### Task to complete
Locate every line in the records below that contains the word "this", and copy each one.

### Input data
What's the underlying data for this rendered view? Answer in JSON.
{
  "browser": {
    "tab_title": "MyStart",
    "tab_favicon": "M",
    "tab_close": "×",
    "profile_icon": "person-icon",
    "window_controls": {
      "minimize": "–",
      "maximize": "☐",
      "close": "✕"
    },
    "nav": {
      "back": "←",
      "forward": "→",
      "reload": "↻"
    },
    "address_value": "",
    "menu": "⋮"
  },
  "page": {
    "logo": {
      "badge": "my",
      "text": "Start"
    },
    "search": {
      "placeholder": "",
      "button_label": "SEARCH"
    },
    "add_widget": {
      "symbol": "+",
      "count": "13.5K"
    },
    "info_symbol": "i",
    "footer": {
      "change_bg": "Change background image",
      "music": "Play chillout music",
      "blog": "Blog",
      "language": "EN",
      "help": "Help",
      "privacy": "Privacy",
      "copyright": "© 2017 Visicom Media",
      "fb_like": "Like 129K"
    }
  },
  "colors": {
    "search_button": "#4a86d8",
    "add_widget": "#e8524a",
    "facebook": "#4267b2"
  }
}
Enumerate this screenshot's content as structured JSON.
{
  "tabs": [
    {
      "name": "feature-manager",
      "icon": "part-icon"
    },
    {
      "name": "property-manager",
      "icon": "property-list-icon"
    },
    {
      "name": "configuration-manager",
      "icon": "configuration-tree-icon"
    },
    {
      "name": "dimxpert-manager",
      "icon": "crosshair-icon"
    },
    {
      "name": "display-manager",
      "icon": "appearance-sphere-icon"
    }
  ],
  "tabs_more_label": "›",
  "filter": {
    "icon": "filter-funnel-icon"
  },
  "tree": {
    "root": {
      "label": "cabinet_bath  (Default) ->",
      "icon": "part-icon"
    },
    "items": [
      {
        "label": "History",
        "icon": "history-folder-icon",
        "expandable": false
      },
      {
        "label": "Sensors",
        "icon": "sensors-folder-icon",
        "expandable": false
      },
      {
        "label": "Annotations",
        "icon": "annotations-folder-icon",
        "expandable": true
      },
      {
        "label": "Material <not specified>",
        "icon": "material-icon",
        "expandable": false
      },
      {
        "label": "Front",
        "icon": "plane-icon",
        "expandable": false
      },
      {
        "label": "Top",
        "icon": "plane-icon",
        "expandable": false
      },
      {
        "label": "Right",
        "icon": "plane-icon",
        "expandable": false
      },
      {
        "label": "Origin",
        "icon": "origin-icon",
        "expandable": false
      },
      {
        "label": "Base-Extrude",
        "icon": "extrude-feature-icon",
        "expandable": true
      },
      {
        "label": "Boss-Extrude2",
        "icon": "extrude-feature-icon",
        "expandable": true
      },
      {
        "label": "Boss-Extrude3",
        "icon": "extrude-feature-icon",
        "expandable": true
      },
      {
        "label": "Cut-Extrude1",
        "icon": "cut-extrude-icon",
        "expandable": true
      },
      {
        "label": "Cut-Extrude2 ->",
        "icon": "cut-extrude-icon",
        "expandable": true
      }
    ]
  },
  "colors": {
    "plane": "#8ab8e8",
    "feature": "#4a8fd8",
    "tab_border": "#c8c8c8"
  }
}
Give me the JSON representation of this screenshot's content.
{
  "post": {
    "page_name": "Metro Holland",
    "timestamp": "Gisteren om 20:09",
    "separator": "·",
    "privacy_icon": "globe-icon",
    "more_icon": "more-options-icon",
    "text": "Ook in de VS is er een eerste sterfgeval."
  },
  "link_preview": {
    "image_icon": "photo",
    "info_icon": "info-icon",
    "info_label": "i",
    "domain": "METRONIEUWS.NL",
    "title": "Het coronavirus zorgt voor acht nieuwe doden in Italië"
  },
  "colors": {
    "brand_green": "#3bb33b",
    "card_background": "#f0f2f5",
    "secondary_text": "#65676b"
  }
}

### Reply to the task
What's the underlying data for this rendered view? Answer in JSON.
Enumerate this screenshot's content as structured JSON.
Give me the JSON representation of this screenshot's content.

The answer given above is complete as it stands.